"He's simple and sincere, nothing fancy, that's why he is popular," says manager Shiva Paudel. "He speaks our language," says teacher Roshan Rana, "he came to my place for tea and when we sat and talked, he listened and understood."

Paudel's rented home in Beni bajar is austere. His house in his village was destroyed by the army and he himself was tortured in the jungles. Sitting on a sukul in a narrow balcony, Paudel says his sacrifice and those of his comrades were worth it because Nepal now has a chance to prosper. "Their blood will not be wasted," he says, "the killings will stop now, we do not want to fight on. To get something, you have to lose something."

Paudel admits that the people's expectations are very high. "It will be a challenge to change things overnight, but things will change even if it takes time," he says. The Maoist plan for Myagdi is to tap the district's biodiversity and hydropower wealth for economic development.

"We don't just have natural resources, we also have people, he says, "many people in Myagdi work abroad and bring back experience. We can be a Switzerland."

Wong Shu Yun in Myagdi

Out of control

"You dirty dogs, eat all of these," shouted the YCL cadre at NC supporters at a campaign rally in Padsari VDC of Rupendehi on 6 April.

Rama Aryal Sharma was singled out because she is the leader of the women's wing of the NC. About 40 Maoist youths came in two jeeps, ravaged through lunch packets that Sharma and her colleague had brought, scattered the food and tried to force them to eat it off the floor.

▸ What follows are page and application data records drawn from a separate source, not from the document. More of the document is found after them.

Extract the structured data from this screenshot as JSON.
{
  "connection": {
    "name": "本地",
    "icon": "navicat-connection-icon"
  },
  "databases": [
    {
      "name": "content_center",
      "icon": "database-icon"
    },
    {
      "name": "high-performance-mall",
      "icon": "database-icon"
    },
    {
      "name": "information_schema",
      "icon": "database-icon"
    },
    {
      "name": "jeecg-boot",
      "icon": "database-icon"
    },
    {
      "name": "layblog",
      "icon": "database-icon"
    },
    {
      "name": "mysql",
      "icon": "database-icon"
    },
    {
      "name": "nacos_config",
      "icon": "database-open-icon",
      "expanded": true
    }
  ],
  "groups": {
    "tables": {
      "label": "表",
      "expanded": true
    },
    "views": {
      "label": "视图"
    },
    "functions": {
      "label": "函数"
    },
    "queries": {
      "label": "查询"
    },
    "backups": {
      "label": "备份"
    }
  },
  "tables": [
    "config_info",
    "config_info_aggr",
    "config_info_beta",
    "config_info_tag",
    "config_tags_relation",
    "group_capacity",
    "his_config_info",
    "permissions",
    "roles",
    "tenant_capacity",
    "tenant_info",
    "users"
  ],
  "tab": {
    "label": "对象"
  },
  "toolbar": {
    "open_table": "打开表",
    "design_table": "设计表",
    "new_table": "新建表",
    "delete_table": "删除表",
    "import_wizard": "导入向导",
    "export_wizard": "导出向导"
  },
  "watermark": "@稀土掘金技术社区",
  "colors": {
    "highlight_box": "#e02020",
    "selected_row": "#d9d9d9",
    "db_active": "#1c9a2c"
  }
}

"This area is under our control and you dare hold a meeting here," they said. Sharma argued that nobody owned the place and that everyone had the right to be there. She tried to reason with them, but it was obvious to her they wanted to disrupt the meeting.

The YCL pulled her by the hair and neck and pushed her into their truck while the other women tried to get her out. The police came shortly, and chased off the YCL with tear gas and blank fires.

The threat has not gone away with the news of the Maoist win in the elections. On 14 April, Maoist leaders demanded the release of 31 YCL cadres who were held under probation by the police at Rupendehi for carrying weapons.

"I'm not afraid of them," says Sharma, "we are prepared to face them again."

Wong Shu Yun in Rupendehi

(11 JAN 2013 - 17 JAN 2013)